About this exercise:
The data must be copied over exactly and in full.

Data extract:
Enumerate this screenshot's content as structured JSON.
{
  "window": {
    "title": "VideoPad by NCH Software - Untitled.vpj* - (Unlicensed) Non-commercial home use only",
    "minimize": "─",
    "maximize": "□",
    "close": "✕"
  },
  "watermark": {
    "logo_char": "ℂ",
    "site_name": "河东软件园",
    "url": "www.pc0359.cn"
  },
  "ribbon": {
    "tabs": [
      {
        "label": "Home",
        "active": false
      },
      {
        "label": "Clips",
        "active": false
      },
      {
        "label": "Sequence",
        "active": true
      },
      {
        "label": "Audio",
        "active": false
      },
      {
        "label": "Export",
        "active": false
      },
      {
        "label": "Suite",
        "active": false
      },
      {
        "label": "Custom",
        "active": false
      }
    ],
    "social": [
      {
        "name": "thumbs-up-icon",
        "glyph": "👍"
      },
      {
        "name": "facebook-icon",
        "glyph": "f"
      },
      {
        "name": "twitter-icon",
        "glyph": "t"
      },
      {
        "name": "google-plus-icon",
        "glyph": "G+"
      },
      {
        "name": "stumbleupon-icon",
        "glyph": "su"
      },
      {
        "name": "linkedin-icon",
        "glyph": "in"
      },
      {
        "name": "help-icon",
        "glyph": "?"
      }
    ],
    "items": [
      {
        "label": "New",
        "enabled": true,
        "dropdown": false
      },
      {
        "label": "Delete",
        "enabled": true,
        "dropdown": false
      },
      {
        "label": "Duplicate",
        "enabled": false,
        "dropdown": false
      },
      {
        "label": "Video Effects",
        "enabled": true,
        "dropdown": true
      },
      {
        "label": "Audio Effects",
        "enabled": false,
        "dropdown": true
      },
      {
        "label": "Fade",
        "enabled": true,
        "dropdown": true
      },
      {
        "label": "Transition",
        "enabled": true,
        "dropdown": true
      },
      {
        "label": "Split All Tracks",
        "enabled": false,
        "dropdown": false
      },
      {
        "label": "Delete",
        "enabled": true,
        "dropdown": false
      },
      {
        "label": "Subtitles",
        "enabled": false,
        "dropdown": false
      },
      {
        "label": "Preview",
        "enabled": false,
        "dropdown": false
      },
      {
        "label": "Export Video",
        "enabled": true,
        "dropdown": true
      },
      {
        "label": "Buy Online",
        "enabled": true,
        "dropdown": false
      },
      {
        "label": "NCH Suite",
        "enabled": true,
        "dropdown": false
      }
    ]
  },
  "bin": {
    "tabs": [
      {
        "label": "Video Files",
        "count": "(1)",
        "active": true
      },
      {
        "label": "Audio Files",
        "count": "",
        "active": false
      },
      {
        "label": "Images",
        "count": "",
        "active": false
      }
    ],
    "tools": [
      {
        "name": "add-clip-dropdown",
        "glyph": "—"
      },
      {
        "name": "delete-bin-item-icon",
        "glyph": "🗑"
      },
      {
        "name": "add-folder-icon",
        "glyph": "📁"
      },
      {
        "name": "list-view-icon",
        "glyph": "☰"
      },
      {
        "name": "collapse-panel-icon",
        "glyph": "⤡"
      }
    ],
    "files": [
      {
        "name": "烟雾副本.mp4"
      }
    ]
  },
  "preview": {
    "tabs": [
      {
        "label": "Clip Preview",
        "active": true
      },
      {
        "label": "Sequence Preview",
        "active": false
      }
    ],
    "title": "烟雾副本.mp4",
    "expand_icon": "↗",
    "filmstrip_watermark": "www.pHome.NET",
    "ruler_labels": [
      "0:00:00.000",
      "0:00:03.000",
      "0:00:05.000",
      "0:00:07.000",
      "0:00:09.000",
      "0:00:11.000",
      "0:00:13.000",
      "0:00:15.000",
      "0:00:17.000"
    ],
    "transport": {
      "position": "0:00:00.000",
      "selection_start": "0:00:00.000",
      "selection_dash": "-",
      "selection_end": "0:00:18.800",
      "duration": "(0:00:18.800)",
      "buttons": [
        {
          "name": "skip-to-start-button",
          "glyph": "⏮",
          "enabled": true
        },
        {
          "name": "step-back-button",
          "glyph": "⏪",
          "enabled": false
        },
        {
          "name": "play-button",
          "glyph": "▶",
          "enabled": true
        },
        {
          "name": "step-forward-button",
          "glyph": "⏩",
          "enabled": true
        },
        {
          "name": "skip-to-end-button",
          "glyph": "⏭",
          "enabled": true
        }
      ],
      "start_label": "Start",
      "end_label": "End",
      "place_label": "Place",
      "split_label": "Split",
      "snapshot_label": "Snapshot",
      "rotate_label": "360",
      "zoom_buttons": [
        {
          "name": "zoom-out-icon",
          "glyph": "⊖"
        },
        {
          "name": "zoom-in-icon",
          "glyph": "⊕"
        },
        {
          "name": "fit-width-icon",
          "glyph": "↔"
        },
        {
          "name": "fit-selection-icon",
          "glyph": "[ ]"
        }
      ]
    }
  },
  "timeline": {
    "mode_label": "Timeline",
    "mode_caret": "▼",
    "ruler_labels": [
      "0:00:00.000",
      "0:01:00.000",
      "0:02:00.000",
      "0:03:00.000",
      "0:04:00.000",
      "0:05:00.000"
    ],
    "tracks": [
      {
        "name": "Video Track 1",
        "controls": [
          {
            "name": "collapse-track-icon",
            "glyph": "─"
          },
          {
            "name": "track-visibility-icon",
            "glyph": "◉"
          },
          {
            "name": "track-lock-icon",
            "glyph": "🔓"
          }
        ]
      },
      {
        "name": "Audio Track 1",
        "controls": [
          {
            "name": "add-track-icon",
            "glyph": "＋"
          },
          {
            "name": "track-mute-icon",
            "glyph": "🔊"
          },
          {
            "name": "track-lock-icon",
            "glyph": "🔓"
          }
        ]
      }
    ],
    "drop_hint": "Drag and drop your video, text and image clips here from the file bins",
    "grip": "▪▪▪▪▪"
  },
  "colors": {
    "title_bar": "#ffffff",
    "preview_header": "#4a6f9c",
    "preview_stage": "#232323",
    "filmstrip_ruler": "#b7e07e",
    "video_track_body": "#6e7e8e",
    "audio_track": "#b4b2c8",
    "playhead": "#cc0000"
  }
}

Solution to the exercise:
Enumerate this screenshot's content as structured JSON.
{
  "window": {
    "title": "VideoPad by NCH Software - Untitled.vpj* - (Unlicensed) Non-commercial home use only",
    "minimize": "─",
    "maximize": "□",
    "close": "✕"
  },
  "watermark": {
    "logo_char": "ℂ",
    "site_name": "河东软件园",
    "url": "www.pc0359.cn"
  },
  "ribbon": {
    "tabs": [
      {
        "label": "Home",
        "active": false
      },
      {
        "label": "Clips",
        "active": false
      },
      {
        "label": "Sequence",
        "active": true
      },
      {
        "label": "Audio",
        "active": false
      },
      {
        "label": "Export",
        "active": false
      },
      {
        "label": "Suite",
        "active": false
      },
      {
        "label": "Custom",
        "active": false
      }
    ],
    "social": [
      {
        "name": "thumbs-up-icon",
        "glyph": "👍"
      },
      {
        "name": "facebook-icon",
        "glyph": "f"
      },
      {
        "name": "twitter-icon",
        "glyph": "t"
      },
      {
        "name": "google-plus-icon",
        "glyph": "G+"
      },
      {
        "name": "stumbleupon-icon",
        "glyph": "su"
      },
      {
        "name": "linkedin-icon",
        "glyph": "in"
      },
      {
        "name": "help-icon",
        "glyph": "?"
      }
    ],
    "items": [
      {
        "label": "New",
        "enabled": true,
        "dropdown": false
      },
      {
        "label": "Delete",
        "enabled": true,
        "dropdown": false
      },
      {
        "label": "Duplicate",
        "enabled": false,
        "dropdown": false
      },
      {
        "label": "Video Effects",
        "enabled": true,
        "dropdown": true
      },
      {
        "label": "Audio Effects",
        "enabled": false,
        "dropdown": true
      },
      {
        "label": "Fade",
        "enabled": true,
        "dropdown": true
      },
      {
        "label": "Transition",
        "enabled": true,
        "dropdown": true
      },
      {
        "label": "Split All Tracks",
        "enabled": false,
        "dropdown": false
      },
      {
        "label": "Delete",
        "enabled": true,
        "dropdown": false
      },
      {
        "label": "Subtitles",
        "enabled": false,
        "dropdown": false
      },
      {
        "label": "Preview",
        "enabled": false,
        "dropdown": false
      },
      {
        "label": "Export Video",
        "enabled": true,
        "dropdown": true
      },
      {
        "label": "Buy Online",
        "enabled": true,
        "dropdown": false
      },
      {
        "label": "NCH Suite",
        "enabled": true,
        "dropdown": false
      }
    ]
  },
  "bin": {
    "tabs": [
      {
        "label": "Video Files",
        "count": "(1)",
        "active": true
      },
      {
        "label": "Audio Files",
        "count": "",
        "active": false
      },
      {
        "label": "Images",
        "count": "",
        "active": false
      }
    ],
    "tools": [
      {
        "name": "add-clip-dropdown",
        "glyph": "—"
      },
      {
        "name": "delete-bin-item-icon",
        "glyph": "🗑"
      },
      {
        "name": "add-folder-icon",
        "glyph": "📁"
      },
      {
        "name": "list-view-icon",
        "glyph": "☰"
      },
      {
        "name": "collapse-panel-icon",
        "glyph": "⤡"
      }
    ],
    "files": [
      {
        "name": "烟雾副本.mp4"
      }
    ]
  },
  "preview": {
    "tabs": [
      {
        "label": "Clip Preview",
        "active": true
      },
      {
        "label": "Sequence Preview",
        "active": false
      }
    ],
    "title": "烟雾副本.mp4",
    "expand_icon": "↗",
    "filmstrip_watermark": "www.pHome.NET",
    "ruler_labels": [
      "0:00:00.000",
      "0:00:03.000",
      "0:00:05.000",
      "0:00:07.000",
      "0:00:09.000",
      "0:00:11.000",
      "0:00:13.000",
      "0:00:15.000",
      "0:00:17.000"
    ],
    "transport": {
      "position": "0:00:00.000",
      "selection_start": "0:00:00.000",
      "selection_dash": "-",
      "selection_end": "0:00:18.800",
      "duration": "(0:00:18.800)",
      "buttons": [
        {
          "name": "skip-to-start-button",
          "glyph": "⏮",
          "enabled": true
        },
        {
          "name": "step-back-button",
          "glyph": "⏪",
          "enabled": false
        },
        {
          "name": "play-button",
          "glyph": "▶",
          "enabled": true
        },
        {
          "name": "step-forward-button",
          "glyph": "⏩",
          "enabled": true
        },
        {
          "name": "skip-to-end-button",
          "glyph": "⏭",
          "enabled": true
        }
      ],
      "start_label": "Start",
      "end_label": "End",
      "place_label": "Place",
      "split_label": "Split",
      "snapshot_label": "Snapshot",
      "rotate_label": "360",
      "zoom_buttons": [
        {
          "name": "zoom-out-icon",
          "glyph": "⊖"
        },
        {
          "name": "zoom-in-icon",
          "glyph": "⊕"
        },
        {
          "name": "fit-width-icon",
          "glyph": "↔"
        },
        {
          "name": "fit-selection-icon",
          "glyph": "[ ]"
        }
      ]
    }
  },
  "timeline": {
    "mode_label": "Timeline",
    "mode_caret": "▼",
    "ruler_labels": [
      "0:00:00.000",
      "0:01:00.000",
      "0:02:00.000",
      "0:03:00.000",
      "0:04:00.000",
      "0:05:00.000"
    ],
    "tracks": [
      {
        "name": "Video Track 1",
        "controls": [
          {
            "name": "collapse-track-icon",
            "glyph": "─"
          },
          {
            "name": "track-visibility-icon",
            "glyph": "◉"
          },
          {
            "name": "track-lock-icon",
            "glyph": "🔓"
          }
        ]
      },
      {
        "name": "Audio Track 1",
        "controls": [
          {
            "name": "add-track-icon",
            "glyph": "＋"
          },
          {
            "name": "track-mute-icon",
            "glyph": "🔊"
          },
          {
            "name": "track-lock-icon",
            "glyph": "🔓"
          }
        ]
      }
    ],
    "drop_hint": "Drag and drop your video, text and image clips here from the file bins",
    "grip": "▪▪▪▪▪"
  },
  "colors": {
    "title_bar": "#ffffff",
    "preview_header": "#4a6f9c",
    "preview_stage": "#232323",
    "filmstrip_ruler": "#b7e07e",
    "video_track_body": "#6e7e8e",
    "audio_track": "#b4b2c8",
    "playhead": "#cc0000"
  }
}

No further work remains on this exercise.